Task input |
►

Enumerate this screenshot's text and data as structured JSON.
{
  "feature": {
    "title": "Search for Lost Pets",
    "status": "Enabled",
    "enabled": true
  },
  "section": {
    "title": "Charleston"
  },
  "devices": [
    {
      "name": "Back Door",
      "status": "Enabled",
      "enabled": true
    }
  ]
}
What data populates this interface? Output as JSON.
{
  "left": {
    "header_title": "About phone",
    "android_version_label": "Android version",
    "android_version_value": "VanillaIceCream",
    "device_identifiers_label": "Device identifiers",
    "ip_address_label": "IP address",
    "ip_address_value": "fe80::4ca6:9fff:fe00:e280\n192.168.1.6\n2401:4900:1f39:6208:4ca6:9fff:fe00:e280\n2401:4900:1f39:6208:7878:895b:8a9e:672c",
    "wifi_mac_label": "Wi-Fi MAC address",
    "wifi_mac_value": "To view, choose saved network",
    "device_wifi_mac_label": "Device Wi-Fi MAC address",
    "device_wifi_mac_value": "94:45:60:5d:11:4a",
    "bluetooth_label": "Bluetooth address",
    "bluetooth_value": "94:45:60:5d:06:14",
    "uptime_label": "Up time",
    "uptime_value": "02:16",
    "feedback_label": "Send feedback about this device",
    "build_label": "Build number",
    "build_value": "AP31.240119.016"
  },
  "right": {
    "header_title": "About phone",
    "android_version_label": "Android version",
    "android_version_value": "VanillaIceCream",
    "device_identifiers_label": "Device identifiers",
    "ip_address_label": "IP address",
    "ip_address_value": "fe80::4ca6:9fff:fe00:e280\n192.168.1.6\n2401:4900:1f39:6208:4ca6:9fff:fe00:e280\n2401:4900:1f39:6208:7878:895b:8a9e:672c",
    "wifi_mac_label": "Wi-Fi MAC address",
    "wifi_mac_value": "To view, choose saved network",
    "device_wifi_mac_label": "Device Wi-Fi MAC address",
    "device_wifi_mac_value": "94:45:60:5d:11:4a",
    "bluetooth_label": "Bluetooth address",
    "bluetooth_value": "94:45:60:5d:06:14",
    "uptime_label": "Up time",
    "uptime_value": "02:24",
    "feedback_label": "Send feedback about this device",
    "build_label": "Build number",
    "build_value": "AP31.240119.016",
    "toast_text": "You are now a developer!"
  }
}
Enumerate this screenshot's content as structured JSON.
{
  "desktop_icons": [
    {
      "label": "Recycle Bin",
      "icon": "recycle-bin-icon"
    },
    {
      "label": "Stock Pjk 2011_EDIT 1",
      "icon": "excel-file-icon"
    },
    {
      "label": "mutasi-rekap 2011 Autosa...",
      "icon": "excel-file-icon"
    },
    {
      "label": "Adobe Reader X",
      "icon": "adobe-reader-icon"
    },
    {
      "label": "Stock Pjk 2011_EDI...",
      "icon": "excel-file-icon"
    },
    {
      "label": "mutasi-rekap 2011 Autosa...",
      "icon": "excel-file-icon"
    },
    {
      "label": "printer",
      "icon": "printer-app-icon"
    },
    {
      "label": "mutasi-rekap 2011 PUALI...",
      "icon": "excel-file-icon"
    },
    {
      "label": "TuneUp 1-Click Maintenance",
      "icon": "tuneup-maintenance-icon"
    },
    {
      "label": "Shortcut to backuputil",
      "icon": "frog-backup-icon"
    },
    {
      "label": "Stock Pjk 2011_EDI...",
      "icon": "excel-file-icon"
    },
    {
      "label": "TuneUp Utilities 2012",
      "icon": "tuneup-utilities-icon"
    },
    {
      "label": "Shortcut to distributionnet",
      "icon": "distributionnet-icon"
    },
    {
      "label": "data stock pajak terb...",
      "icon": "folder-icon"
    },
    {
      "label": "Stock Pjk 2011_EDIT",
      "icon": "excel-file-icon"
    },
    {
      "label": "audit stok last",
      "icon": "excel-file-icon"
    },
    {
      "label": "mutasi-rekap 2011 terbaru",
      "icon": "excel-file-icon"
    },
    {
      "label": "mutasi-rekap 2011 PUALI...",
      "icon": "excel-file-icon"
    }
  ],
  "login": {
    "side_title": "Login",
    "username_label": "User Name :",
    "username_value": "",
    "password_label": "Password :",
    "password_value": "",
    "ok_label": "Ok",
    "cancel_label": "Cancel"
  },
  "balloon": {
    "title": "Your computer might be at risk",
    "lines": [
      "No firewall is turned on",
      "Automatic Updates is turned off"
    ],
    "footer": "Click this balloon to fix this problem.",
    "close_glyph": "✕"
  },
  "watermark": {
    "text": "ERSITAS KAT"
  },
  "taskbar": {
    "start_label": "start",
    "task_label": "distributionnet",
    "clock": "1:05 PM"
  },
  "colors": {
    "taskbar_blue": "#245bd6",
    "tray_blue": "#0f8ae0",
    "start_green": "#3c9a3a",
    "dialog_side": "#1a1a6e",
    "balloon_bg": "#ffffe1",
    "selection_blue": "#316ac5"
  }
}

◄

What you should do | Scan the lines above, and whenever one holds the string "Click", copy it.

Response to this task |
      "label": "TuneUp 1-Click Maintenance",
    "footer": "Click this balloon to fix this problem.",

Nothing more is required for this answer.